Apart from the pictures, the listing is to be returned exactly.

______

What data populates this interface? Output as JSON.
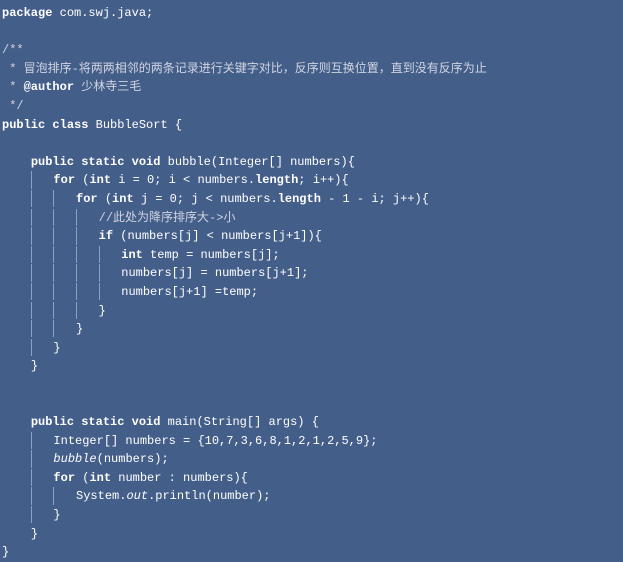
{
  "code": {
    "l1_kw1": "package",
    "l1_t": " com.swj.java;",
    "l3_c": "/**",
    "l4_c": " * 冒泡排序-将两两相邻的两条记录进行关键字对比，反序则互换位置，直到没有反序为止",
    "l5_c1": " * ",
    "l5_kw": "@author",
    "l5_c2": " 少林寺三毛",
    "l6_c": " */",
    "l7_kw1": "public",
    "l7_kw2": "class",
    "l7_t": " BubbleSort {",
    "l9_kw1": "public",
    "l9_kw2": "static",
    "l9_kw3": "void",
    "l9_t1": " bubble(Integer[] numbers){",
    "l10_kw1": "for",
    "l10_t1": " (",
    "l10_kw2": "int",
    "l10_t2": " i = 0; i < numbers.",
    "l10_kw3": "length",
    "l10_t3": "; i++){",
    "l11_kw1": "for",
    "l11_t1": " (",
    "l11_kw2": "int",
    "l11_t2": " j = 0; j < numbers.",
    "l11_kw3": "length",
    "l11_t3": " - 1 - i; j++){",
    "l12_c": "//此处为降序排序大->小",
    "l13_kw1": "if",
    "l13_t": " (numbers[j] < numbers[j+1]){",
    "l14_kw1": "int",
    "l14_t": " temp = numbers[j];",
    "l15_t": "numbers[j] = numbers[j+1];",
    "l16_t": "numbers[j+1] =temp;",
    "l17_t": "}",
    "l18_t": "}",
    "l19_t": "}",
    "l20_t": "}",
    "l23_kw1": "public",
    "l23_kw2": "static",
    "l23_kw3": "void",
    "l23_t": " main(String[] args) {",
    "l24_t": "Integer[] numbers = {10,7,3,6,8,1,2,1,2,5,9};",
    "l25_fn": "bubble",
    "l25_t": "(numbers);",
    "l26_kw1": "for",
    "l26_t1": " (",
    "l26_kw2": "int",
    "l26_t2": " number : numbers){",
    "l27_t1": "System.",
    "l27_fn": "out",
    "l27_t2": ".println(number);",
    "l28_t": "}",
    "l29_t": "}",
    "l30_t": "}"
  }
}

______

— Solved problem —
What data populates this interface? Output as JSON.
{
  "code": {
    "l1_kw1": "package",
    "l1_t": " com.swj.java;",
    "l3_c": "/**",
    "l4_c": " * 冒泡排序-将两两相邻的两条记录进行关键字对比，反序则互换位置，直到没有反序为止",
    "l5_c1": " * ",
    "l5_kw": "@author",
    "l5_c2": " 少林寺三毛",
    "l6_c": " */",
    "l7_kw1": "public",
    "l7_kw2": "class",
    "l7_t": " BubbleSort {",
    "l9_kw1": "public",
    "l9_kw2": "static",
    "l9_kw3": "void",
    "l9_t1": " bubble(Integer[] numbers){",
    "l10_kw1": "for",
    "l10_t1": " (",
    "l10_kw2": "int",
    "l10_t2": " i = 0; i < numbers.",
    "l10_kw3": "length",
    "l10_t3": "; i++){",
    "l11_kw1": "for",
    "l11_t1": " (",
    "l11_kw2": "int",
    "l11_t2": " j = 0; j < numbers.",
    "l11_kw3": "length",
    "l11_t3": " - 1 - i; j++){",
    "l12_c": "//此处为降序排序大->小",
    "l13_kw1": "if",
    "l13_t": " (numbers[j] < numbers[j+1]){",
    "l14_kw1": "int",
    "l14_t": " temp = numbers[j];",
    "l15_t": "numbers[j] = numbers[j+1];",
    "l16_t": "numbers[j+1] =temp;",
    "l17_t": "}",
    "l18_t": "}",
    "l19_t": "}",
    "l20_t": "}",
    "l23_kw1": "public",
    "l23_kw2": "static",
    "l23_kw3": "void",
    "l23_t": " main(String[] args) {",
    "l24_t": "Integer[] numbers = {10,7,3,6,8,1,2,1,2,5,9};",
    "l25_fn": "bubble",
    "l25_t": "(numbers);",
    "l26_kw1": "for",
    "l26_t1": " (",
    "l26_kw2": "int",
    "l26_t2": " number : numbers){",
    "l27_t1": "System.",
    "l27_fn": "out",
    "l27_t2": ".println(number);",
    "l28_t": "}",
    "l29_t": "}",
    "l30_t": "}"
  }
}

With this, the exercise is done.